Born into a large and powerful clan with roots in Co Down, Mara is sporting royalty. Her Ulster-born great-great-grandfather founded the New York Giants and her family retains a controlling stake; Uncle John is CEO, dad takes care of player evaluation. Her mother, Kathleen Rooney, another Irish descendant, hails from the Pittsburgh Steelers dynasty. Her great-uncle, Daniel Rooney, is Steelers chairman and the United States ambassador to Ireland.
“My grandparents still have a house in Ireland,” she tells me. “We’ve very, very Irish if that’s possible. It’s something that’s always there. Being Irish and football.” Is she sporty? “No. Never a tomboy. Football was always around and it’s part of our family but I was never into sports beyond being taken to football games. I was always very girlie.”
Even without the glossy cascading locks that defined her early appearances in
Nightmare on Elm Street and Youth in Revolt, she’s still in the femme camp; Bridesmaids was her favourite movie this year and she says her interest in film mostly stems from watching women’s pictures with mom: “Bringing Up Baby, Gone with the Wind, Rebecca, The Philadelphia Story. All films mom loves. All films mom made us watch.” Have her parents seen The Girl with the
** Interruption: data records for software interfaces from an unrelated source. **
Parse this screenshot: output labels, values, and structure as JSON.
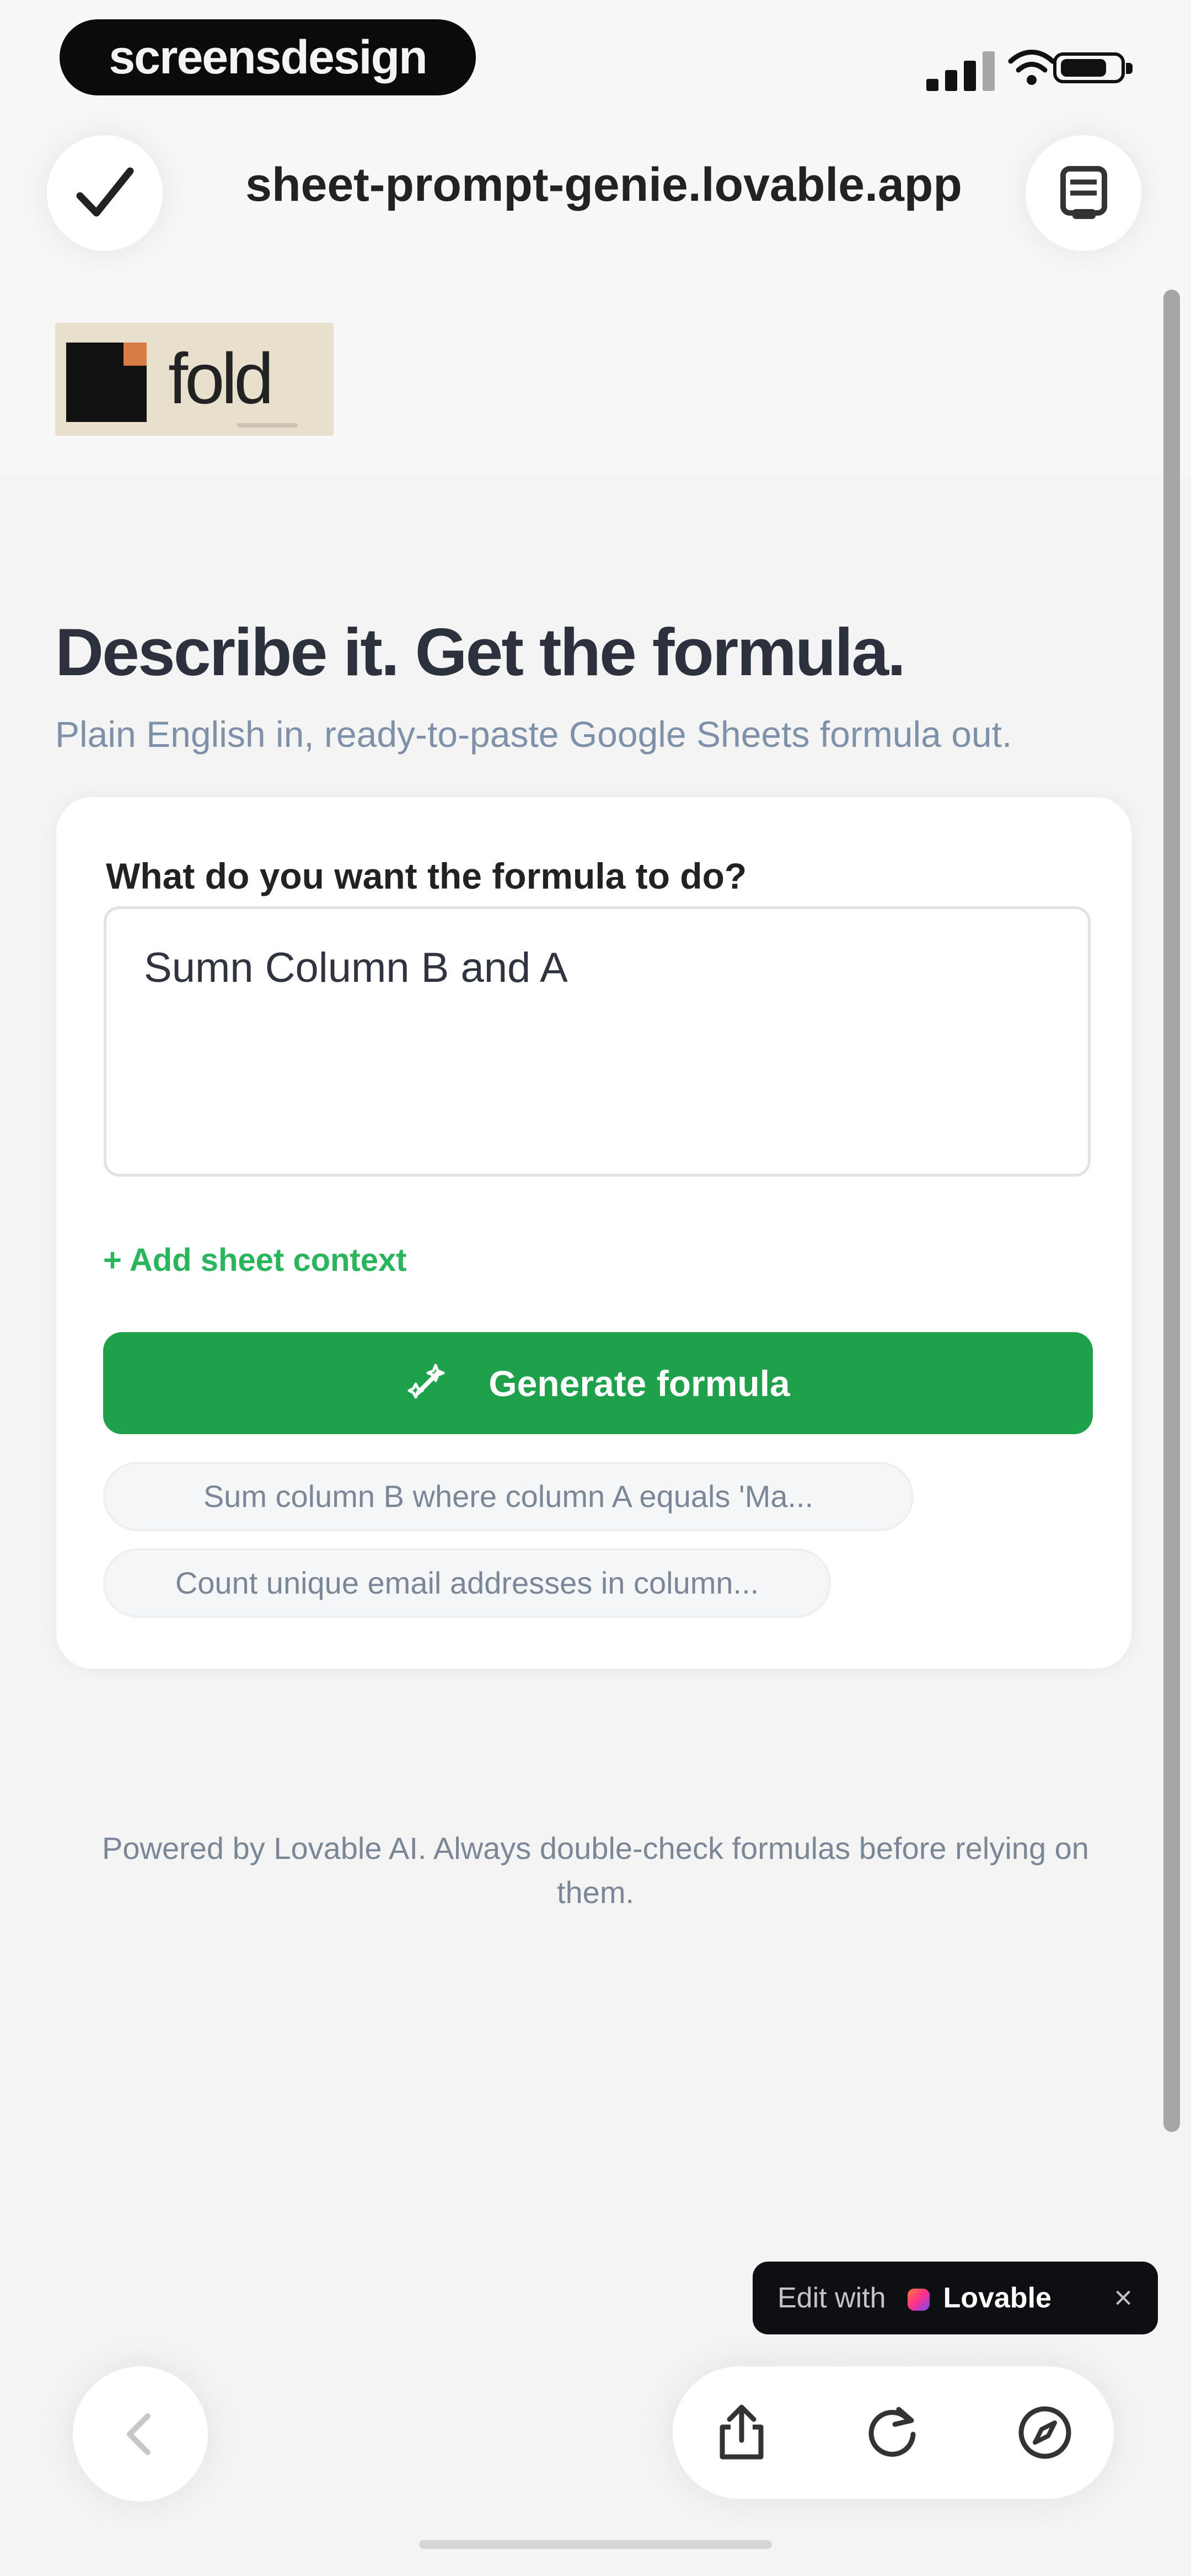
{
  "brand": {
    "watermark_text": "screensdesign",
    "logo_text": "fold",
    "accent_green": "#1fa04b",
    "link_green": "#2ab45c"
  },
  "browser": {
    "url": "sheet-prompt-genie.lovable.app",
    "check_icon": "check-icon",
    "reader_icon": "reader-mode-icon",
    "back_icon": "chevron-left-icon",
    "share_icon": "share-icon",
    "refresh_icon": "refresh-icon",
    "compass_icon": "compass-icon"
  },
  "page": {
    "title": "Describe it. Get the formula.",
    "subtitle": "Plain English in, ready-to-paste Google Sheets formula out."
  },
  "form": {
    "question_label": "What do you want the formula to do?",
    "input_value": "Sumn Column B and A",
    "add_context": "+ Add sheet context",
    "generate_button": "Generate formula",
    "examples": [
      "Sum column B where column A equals 'Ma...",
      "Count unique email addresses in column..."
    ]
  },
  "footer": {
    "note": "Powered by Lovable AI. Always double-check formulas before relying on them."
  },
  "badge": {
    "edit_with": "Edit with",
    "brand": "Lovable",
    "close": "×"
  }
}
Dragon Tattoo yet? “No. They’ve read the books and they’ve seen the Swedish movies. So nothing is going to be a surprise to them. They know what’s coming. We have a screen- ing set up so they can watch it in private.” Will that be a family outing? “No. I definitely won’t want to be in the room.”
If the pigskin millions have spoiled her it doesn’t show. Mara studied non-profits at NYU’S prestigious Gallatin School of Individualized Study and oversees the Uweza Foundation, a charity that funds and supports empowerment programme in Nairobi’s largest slum.
It took a while for her to think of drama as a proper job. She was already 21 when, in 2005, she decided to follow her sister Kate Mara ( Brokeback Mountain, Entourage) into the profession.
“I’ve always liked travelling so there’s that,” says Mara, who has trekked across Ecuador, Peru and Bolivia in her time. “But mainly I like acting because it exposes you to places and people and worlds that you would never learn about otherwise.” Dragon Tattoo has, she admits, restricted her globetrotting activities to Sweden and her leisure time to none. There is, moreover, the prospect of at least two sequels.
“She’s a very magnetic character so she is tiring,” says Mara. “But I’m grateful for that. It’s amazing to be locked into a character like this.” Before the inevitable sequels there’s
Lawless with director Terrence Malick, cinema’s most celebrated recluse.
“But I feel like I don’t want to talk about him because he’s so private,” says Mara. “I’d worry I’d give some of his secrets away.” Sounds like they’ll get along famously.
Mara smiles decorously at the notion but, crucially, without giving too much away.